14. The appellant now impugns the award on the ground that it is without sanction, in that he never submitted to the arbitration of the three persons who purport to have made it, and that so far as it purports to have been made under or by virtue of the order of the 12th August 1919 such order was made without jurisdiction.
15. As to the first of these two points it is clear, apart from any contention as to waiver, to which I shall return, that his connection is correct.

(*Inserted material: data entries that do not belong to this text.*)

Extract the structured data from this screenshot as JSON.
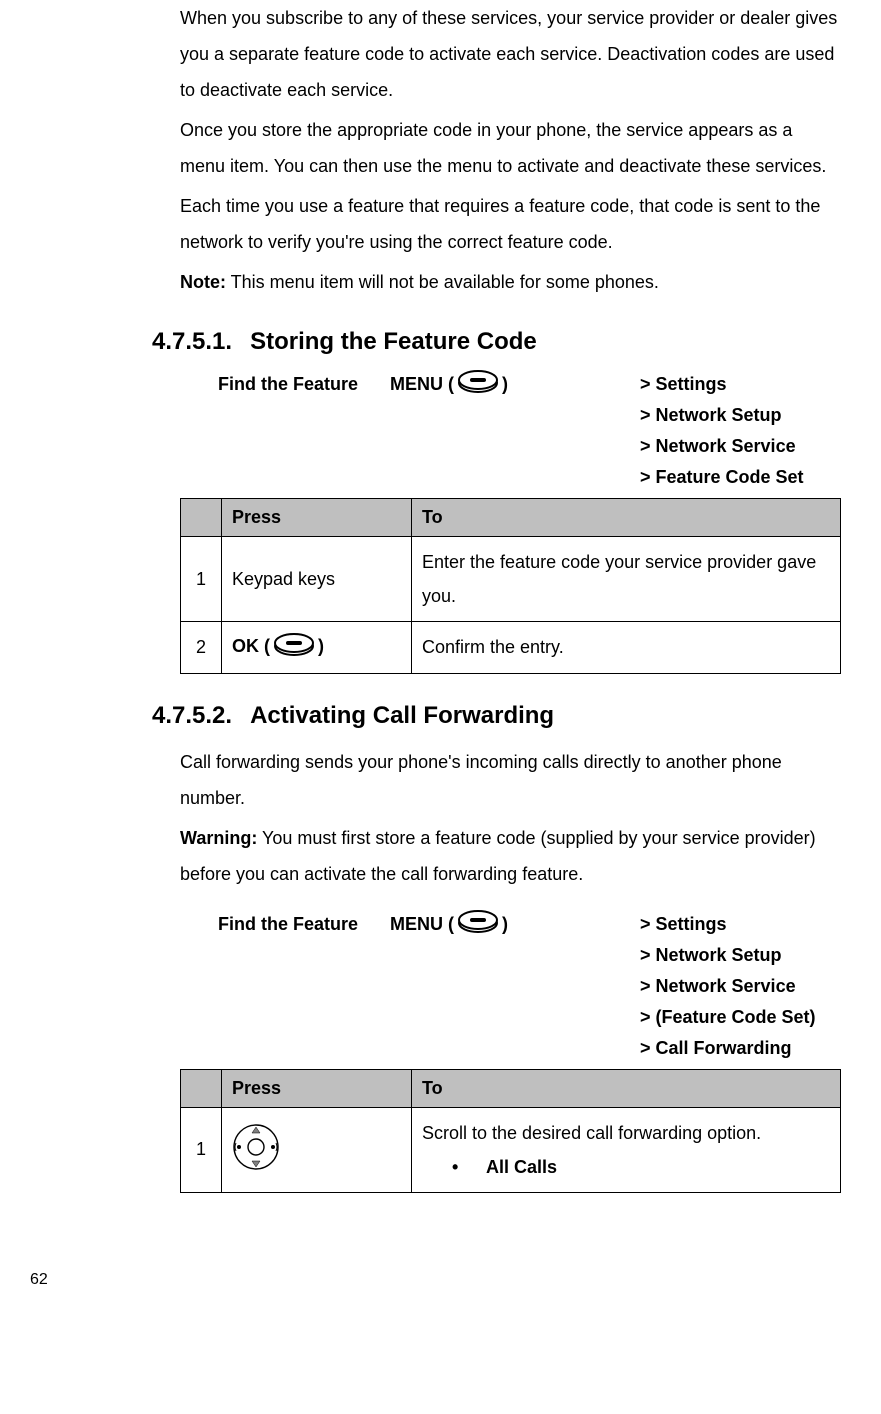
{
  "intro": {
    "p1": "When you subscribe to any of these services, your service provider or dealer gives you a separate feature code to activate each service. Deactivation codes are used to deactivate each service.",
    "p2": "Once you store the appropriate code in your phone, the service appears as a menu item. You can then use the menu to activate and deactivate these services.",
    "p3": "Each time you use a feature that requires a feature code, that code is sent to the network to verify you're using the correct feature code.",
    "note_label": "Note:",
    "note_text": " This menu item will not be available for some phones."
  },
  "section1": {
    "number": "4.7.5.1.",
    "title": "Storing the Feature Code",
    "find_label": "Find the Feature",
    "menu_prefix": "MENU (",
    "menu_suffix": ")",
    "path": [
      "> Settings",
      "> Network Setup",
      "> Network Service",
      "> Feature Code Set"
    ],
    "table": {
      "headers": [
        "",
        "Press",
        "To"
      ],
      "rows": [
        {
          "num": "1",
          "press": "Keypad keys",
          "to": "Enter the feature code your service provider gave you."
        },
        {
          "num": "2",
          "press_prefix": "OK (",
          "press_suffix": ")",
          "to": "Confirm the entry."
        }
      ]
    }
  },
  "section2": {
    "number": "4.7.5.2.",
    "title": "Activating Call Forwarding",
    "p1": "Call forwarding sends your phone's incoming calls directly to another phone number.",
    "warning_label": "Warning:",
    "warning_text": " You must first store a feature code (supplied by your service provider) before you can activate the call forwarding feature.",
    "find_label": "Find the Feature",
    "menu_prefix": "MENU (",
    "menu_suffix": ")",
    "path": [
      "> Settings",
      "> Network Setup",
      "> Network Service",
      "> (Feature Code Set)",
      "> Call Forwarding"
    ],
    "table": {
      "headers": [
        "",
        "Press",
        "To"
      ],
      "rows": [
        {
          "num": "1",
          "to_line1": "Scroll to the desired call forwarding option.",
          "bullet": "All Calls"
        }
      ]
    }
  },
  "page_number": "62"
}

It suffices to read the submission which is to three named arbitrators other than the three persons who purported to make the award, nor does it contain any provision for substitution.
16. As regards the order of the 12th August 1910 I am equally confident that the respondent cannot rely upon it.
17. The learned Judge' had no power without consent of parties to adjudicate upon an application made under Clause 17 of the Second Schedule as though it were made under the Arbitration Act. But assuming he had such power, there was nothing in the petition to show that ' such antecedent steps had been taken as would entitle the applicant to an order under Section 8. Again, assuming that such evidence was before the Court, the only order possible in the circumstances was one appointing a third arbitrator, whereas the order gave liberty to the surviving arbitrators to act in the reference and to appoint an umpire if necessary. In my opinion such order was made without jurisdiction and it conferred no power on the arbitrators whose award is impugned to make it.
18. Again, however, assuming that the application was properly converted into one under the Arbitration Act and that the order was such as could properly be made thereunder, the parties and arbitrators subsequently acted throughout as though these clauses of the Second Schedule of the C.P.C., which under the Arbitration Act do not apply to cases to which that Act applies, still governed the proceedings.
19. As it was all subsequent proceedings should have followed the Arbitration Act and the rules made thereunder, which, provide that an award shall be filed and thereupon may be enforced as a decree. This was not the course pursued and had it been the position of the appellant might have been more difficult. Once the matter was converted into one under the Arbitration Act there was no power either for the parties or the arbitrators or the Court to act under the Schedule and all steps so taken must be regarded as having been taken without jurisdiction.
20. This disposes of the contention of the respondent's Advocate that not having appealed against the judgment on the award the appellant cannot succeed. We may not be able to set aside that judgment but if the award which is directed to be carried out is set aside there will be nothing left to be enforced and any technical difficulty will not stand in the way of the appellant.
21. Lastly it is contended that by attending before the arbitrators the appellant must be taken to have consented to the appointment of the third arbitrator, whether or not the order was made without jurisdiction and that he waived all irregularities in the appointment. This argument would have considerable force if the appellant had attended the reference without protest. But it was pointed out on his behalf that he protested at the earliest opportunity, viz., on the application resulting in the order of 12th August 1919, all subsequent proceedings of the arbitration purport to have been held in consequence of that order and for the appellant to have protested to the arbitrators would have availed him nothing. Having made his protest he was entitled to attend at the reference and make this best of the position as far as he could.
22. In my opinion the award should be set aside on the ground that it is a nullity by reason of the fact that the reference was held by the arbitrators without authority to decide the matter in dispute. The result, therefore, will be that the appeal should be allowed--the appellant is entitled to his costs both of the appeal and before the Court of first instance.
Lancelot Sanderson, C.J.
23. I agree with the judgment which has just been delivered by my learned brother, and I do not think it necessary to add anything.